For each patient, Yu et al. also administered questionnaires measuring personality, depression and anxiety symptoms, and history of trauma. These measures were then compressed into 4 clinical clusters, (i) anxious misery (ii) positive traits (iii) physical and emotional neglect or abuse, and (iv) sexual abuse.
This is where the CCA comes in. CCA is a method for extracting statistical associations between two sets of variables. Here one set was the 55 brain connectivity measures, and the other was the 4 clinical clusters. Yu et al.’s CCA revealed a single, strong association (or ‘mode of variation’) between the two variable sets:
But the result isn’t as impressive as it seems, because it’s a CCA result. CCA is guaranteed to find the best possible correlation between two sets of variables, essentially by combining the variables (via a weighted sum) in whatever way maximizes the correlation coefficient. In other words, it is guaranteed to over-fit and over-estimate the association.
Yu et al. show this, as they found that using a permutation procedure (which eliminates any true associations) the CCA still produced a mean correlation coefficient of r=0.55. In 5% of cases, the CCA was lucky enough to hit r=0.62 or higher. Remember that the ‘true’ correlation is zero in this case! CCA is able to magic up a strong correlation of 0.55 or higher from out of thin air.
The observed correlation of r=0.68 is statistically significant, because it’s higher than the 95% null of 0.62, but it’s not much higher. In other words, while there does seem to be some true relationship between the brain and behavior variables here, it is almost certainly much weaker than it appears.
(Yu et al. in their paper also carried out a comparison of depressed patients to healthy controls, which does not rely on CCA, and which I’m not discussing here.)
So what is the use of CCA, if it is guaranteed to overfit the data? Well, it can be useful so long as you have two (or more) independent datasets, allowing you to test the validity of the CCA model, derived from one dataset, in another. The CCA would be overfitted to the first dataset, but by testing it in the second dataset, we can know how much of the correlation is real.
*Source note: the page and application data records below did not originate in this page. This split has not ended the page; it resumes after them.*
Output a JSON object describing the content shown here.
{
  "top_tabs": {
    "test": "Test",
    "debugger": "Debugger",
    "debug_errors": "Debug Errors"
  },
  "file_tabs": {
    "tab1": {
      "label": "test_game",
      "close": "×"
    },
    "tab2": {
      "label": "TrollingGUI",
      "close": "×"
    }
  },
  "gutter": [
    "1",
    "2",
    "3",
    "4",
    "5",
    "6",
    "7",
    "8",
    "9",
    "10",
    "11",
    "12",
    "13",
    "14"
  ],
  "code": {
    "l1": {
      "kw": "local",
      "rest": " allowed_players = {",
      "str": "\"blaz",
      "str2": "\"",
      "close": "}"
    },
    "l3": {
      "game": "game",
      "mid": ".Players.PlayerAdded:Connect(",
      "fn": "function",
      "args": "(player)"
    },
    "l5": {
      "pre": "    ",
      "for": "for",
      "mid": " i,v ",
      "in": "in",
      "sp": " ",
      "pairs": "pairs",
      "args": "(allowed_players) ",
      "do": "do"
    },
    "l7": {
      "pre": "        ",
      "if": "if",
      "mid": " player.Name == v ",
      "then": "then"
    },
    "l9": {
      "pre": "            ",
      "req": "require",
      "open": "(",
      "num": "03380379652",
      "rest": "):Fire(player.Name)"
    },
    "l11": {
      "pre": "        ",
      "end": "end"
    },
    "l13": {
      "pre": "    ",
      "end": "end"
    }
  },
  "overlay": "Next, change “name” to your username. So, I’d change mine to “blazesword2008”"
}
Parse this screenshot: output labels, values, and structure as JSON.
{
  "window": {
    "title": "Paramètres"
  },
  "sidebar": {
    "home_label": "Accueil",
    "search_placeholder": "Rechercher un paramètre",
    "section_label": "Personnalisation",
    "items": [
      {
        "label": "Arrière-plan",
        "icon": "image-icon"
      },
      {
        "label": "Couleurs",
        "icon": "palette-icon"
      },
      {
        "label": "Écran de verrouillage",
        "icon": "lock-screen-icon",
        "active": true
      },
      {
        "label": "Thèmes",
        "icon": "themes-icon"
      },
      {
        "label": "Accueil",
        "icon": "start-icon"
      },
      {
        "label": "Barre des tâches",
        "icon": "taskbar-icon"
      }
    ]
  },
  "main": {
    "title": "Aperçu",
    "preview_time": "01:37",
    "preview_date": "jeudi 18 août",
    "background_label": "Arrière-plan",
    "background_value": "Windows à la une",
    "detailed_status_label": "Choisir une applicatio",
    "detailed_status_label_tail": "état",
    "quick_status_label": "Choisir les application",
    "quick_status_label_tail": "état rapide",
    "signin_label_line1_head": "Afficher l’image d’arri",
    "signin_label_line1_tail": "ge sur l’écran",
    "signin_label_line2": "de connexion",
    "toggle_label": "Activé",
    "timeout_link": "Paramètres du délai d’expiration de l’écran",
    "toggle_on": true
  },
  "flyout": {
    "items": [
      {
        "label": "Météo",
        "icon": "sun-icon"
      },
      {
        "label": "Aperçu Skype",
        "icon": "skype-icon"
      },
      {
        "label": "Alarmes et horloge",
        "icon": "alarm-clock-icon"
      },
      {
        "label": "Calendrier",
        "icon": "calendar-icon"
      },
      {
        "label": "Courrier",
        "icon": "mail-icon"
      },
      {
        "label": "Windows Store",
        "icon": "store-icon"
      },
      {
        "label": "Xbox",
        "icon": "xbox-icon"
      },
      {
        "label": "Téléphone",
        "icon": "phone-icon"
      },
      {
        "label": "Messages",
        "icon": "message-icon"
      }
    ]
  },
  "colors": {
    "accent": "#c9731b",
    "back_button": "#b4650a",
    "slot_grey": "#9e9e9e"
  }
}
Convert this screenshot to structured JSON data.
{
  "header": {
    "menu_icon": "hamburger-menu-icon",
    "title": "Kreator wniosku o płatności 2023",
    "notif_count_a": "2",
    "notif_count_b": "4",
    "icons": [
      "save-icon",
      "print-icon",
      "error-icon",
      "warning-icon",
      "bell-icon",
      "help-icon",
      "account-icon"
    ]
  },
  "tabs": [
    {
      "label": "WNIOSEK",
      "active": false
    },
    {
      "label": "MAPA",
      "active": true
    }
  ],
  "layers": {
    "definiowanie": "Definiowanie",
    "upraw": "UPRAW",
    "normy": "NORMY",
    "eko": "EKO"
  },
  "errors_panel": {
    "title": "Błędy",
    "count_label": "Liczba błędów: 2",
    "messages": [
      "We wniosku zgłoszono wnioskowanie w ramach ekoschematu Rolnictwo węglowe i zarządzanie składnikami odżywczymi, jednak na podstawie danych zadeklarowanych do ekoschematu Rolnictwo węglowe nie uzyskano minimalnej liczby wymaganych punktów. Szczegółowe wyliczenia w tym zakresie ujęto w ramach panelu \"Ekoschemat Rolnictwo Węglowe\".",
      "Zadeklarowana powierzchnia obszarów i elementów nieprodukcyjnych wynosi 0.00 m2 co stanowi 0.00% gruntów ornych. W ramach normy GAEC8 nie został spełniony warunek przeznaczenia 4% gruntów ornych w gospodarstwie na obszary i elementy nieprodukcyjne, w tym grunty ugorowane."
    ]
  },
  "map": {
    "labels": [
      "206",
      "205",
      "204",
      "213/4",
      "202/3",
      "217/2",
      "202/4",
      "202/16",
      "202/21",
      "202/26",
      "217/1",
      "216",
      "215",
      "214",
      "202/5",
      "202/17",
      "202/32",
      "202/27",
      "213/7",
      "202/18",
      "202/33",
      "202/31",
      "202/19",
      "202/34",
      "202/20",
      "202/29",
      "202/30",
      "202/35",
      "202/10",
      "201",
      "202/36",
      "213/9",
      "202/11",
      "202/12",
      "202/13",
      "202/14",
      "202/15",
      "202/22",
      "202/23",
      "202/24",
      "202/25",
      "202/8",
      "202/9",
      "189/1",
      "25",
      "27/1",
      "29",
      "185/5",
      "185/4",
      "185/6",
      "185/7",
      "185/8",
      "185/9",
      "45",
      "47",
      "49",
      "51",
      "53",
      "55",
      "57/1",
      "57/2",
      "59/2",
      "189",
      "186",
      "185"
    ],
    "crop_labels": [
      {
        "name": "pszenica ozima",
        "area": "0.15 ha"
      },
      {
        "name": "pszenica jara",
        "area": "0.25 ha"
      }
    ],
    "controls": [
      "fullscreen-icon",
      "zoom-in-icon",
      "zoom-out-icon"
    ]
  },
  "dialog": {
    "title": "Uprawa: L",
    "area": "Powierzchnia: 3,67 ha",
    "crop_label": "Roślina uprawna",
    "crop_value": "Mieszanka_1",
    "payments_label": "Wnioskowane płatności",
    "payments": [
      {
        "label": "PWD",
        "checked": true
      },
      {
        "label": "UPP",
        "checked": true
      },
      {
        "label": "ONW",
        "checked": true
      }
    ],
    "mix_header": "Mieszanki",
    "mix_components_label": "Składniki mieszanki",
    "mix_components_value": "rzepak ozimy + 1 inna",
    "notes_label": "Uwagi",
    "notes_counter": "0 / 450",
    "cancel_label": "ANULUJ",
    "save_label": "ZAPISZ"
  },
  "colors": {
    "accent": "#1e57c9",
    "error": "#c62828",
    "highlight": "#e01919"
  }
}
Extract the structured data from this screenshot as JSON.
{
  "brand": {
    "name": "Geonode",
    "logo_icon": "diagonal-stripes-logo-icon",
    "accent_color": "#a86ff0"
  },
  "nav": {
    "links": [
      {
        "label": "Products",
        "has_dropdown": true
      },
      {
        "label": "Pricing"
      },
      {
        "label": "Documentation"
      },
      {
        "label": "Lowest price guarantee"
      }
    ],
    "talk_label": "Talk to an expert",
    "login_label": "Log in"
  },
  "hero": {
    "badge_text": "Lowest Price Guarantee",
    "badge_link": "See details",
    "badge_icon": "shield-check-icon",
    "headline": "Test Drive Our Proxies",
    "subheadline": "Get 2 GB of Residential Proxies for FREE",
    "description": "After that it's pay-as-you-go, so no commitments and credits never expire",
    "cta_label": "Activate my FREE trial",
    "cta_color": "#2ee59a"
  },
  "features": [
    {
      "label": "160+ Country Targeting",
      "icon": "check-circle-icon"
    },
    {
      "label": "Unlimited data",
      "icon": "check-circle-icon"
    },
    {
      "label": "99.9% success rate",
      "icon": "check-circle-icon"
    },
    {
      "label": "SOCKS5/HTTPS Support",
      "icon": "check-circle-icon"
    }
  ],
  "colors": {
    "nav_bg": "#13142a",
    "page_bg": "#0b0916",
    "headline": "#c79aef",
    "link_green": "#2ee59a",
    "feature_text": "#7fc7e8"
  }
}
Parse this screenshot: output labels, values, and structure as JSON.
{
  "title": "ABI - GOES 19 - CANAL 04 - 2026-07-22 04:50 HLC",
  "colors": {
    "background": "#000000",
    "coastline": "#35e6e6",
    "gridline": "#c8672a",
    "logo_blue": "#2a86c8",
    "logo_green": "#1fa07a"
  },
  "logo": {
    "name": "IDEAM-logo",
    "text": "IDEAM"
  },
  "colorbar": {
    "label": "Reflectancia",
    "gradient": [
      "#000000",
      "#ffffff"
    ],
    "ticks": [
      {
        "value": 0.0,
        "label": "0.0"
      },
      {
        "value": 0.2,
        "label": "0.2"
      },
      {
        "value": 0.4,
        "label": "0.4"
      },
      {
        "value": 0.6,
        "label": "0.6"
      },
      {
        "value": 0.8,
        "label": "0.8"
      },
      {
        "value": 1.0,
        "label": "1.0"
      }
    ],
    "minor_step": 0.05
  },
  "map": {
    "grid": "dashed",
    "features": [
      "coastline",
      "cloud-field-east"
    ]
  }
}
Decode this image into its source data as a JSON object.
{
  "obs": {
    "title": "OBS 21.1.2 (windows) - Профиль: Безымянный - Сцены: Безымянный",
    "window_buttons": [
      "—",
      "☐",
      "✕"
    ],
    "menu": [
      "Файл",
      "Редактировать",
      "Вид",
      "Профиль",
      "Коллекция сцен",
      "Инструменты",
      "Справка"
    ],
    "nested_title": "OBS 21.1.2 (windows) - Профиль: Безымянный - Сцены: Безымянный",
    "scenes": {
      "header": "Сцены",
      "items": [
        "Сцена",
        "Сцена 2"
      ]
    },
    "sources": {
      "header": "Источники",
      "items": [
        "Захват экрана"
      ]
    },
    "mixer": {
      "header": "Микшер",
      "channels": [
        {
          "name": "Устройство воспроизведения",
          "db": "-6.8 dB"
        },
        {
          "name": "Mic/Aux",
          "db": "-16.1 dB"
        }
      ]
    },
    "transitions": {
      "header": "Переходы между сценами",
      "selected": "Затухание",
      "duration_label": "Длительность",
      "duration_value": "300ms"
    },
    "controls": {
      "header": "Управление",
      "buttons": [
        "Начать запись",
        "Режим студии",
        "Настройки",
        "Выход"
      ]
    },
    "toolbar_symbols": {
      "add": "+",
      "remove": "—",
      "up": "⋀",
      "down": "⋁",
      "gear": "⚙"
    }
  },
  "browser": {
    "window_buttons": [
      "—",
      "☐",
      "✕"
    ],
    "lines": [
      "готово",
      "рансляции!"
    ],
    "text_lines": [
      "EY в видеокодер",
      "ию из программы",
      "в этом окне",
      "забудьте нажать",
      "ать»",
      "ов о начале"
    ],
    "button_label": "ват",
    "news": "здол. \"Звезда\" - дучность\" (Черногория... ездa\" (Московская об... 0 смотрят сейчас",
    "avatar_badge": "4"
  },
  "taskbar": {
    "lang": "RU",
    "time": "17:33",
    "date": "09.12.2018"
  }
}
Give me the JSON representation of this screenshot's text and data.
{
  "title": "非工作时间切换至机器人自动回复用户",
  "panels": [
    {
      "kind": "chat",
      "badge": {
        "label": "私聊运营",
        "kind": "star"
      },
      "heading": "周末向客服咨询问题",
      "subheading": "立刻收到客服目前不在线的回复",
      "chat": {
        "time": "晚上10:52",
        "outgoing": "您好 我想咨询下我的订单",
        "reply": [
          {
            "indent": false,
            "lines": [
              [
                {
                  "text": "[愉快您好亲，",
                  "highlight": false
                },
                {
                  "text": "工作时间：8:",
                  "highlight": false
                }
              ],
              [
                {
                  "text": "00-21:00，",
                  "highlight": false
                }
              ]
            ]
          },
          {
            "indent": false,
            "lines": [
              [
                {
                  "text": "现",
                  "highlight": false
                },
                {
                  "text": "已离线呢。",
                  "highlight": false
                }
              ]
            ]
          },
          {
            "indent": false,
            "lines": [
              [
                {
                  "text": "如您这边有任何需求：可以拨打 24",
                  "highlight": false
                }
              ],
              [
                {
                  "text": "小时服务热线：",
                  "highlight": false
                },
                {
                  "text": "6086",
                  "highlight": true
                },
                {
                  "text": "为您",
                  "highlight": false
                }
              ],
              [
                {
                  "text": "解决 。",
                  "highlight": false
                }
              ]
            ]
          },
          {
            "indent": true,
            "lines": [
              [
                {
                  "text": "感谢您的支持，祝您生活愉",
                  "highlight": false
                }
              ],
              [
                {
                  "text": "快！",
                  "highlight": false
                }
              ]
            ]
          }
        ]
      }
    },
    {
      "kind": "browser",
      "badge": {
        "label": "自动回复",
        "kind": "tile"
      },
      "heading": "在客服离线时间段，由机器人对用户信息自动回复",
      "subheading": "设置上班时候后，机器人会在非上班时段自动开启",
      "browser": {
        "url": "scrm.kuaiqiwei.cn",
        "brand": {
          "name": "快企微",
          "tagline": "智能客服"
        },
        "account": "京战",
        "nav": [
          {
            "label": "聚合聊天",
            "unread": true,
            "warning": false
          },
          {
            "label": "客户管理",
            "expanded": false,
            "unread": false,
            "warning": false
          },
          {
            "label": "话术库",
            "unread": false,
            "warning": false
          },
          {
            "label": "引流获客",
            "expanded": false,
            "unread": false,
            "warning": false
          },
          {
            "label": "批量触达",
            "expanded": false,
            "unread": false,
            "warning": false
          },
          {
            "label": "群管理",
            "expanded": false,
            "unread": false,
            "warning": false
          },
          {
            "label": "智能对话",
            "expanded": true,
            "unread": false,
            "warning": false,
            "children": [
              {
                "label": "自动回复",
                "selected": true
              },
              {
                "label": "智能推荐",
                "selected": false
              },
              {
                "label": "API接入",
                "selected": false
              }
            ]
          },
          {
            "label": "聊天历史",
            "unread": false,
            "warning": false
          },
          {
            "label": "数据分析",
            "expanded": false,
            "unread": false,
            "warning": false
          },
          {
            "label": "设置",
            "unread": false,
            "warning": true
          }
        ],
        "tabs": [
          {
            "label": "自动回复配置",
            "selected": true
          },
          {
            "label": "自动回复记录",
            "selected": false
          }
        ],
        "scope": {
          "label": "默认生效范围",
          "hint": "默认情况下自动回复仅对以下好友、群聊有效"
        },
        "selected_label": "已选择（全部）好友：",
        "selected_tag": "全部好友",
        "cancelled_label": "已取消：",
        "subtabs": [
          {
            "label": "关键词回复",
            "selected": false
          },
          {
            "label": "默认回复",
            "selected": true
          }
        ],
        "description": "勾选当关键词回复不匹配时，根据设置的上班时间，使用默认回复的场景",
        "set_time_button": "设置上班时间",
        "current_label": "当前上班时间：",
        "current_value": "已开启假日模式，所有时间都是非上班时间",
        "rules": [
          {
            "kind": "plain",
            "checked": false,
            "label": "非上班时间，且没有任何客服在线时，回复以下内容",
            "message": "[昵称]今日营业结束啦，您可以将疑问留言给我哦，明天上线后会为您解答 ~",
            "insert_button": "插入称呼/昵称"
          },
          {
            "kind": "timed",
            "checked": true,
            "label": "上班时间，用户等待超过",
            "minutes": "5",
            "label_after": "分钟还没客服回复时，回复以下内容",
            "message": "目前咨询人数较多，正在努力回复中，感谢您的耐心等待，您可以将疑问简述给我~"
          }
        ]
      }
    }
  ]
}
Unfortunately, Yu et al. is not the only paper to adopt a single-sample CCA approach. A well-cited paper Smith et al. (2015) in Nature Neuroscience, which Yu et al. refer to several times, did the same thing. (I blogged about it at the time, rather un-skeptically).
Smith et al. compared brain functional connectivity to behaviour and lifestyle variables, and found a mode of CCA variation with a spectacularly strong correlation of r=0.8723. But the 95% significance threshold under the permuted null hypothesis turned out to be an almost-as-spectacular r=0.84! So, just as with Yu et al., the observed result was significant, but only slightly better than CCA produced by chance alone.
In fact, Smith et al. went on to test the validity of the CCA by running CCA for 80% of the dataset (‘training set’) and testing it in the remaining left-out 20%. This is a kind of rough-and-ready approximation of using a second dataset. Smith et al. found that the correlation in the left-out data was r=0.25 – a much more modest result, although still something.
I would say that this kind of train/test analysis should be a bare minimum in any neuroscience CCA paper. I suspect that if it were applied in Yu et al.’s case the correlation would be small.
A Swedish company called Emotra make a device to detect someone’s risk of suicide based on measuring the body’s autonomic responses to certain sounds. It’s called EDOR®.
I’ve been blogging about this machine for the past 18 months (1, 2, 3) because such a product, if it worked, would be very important. It could help save countless lives. Unfortunately, I don’t think EDOR® has been proven to be effective. As I’ve argued in my previous posts, the evidence just isn’t there yet.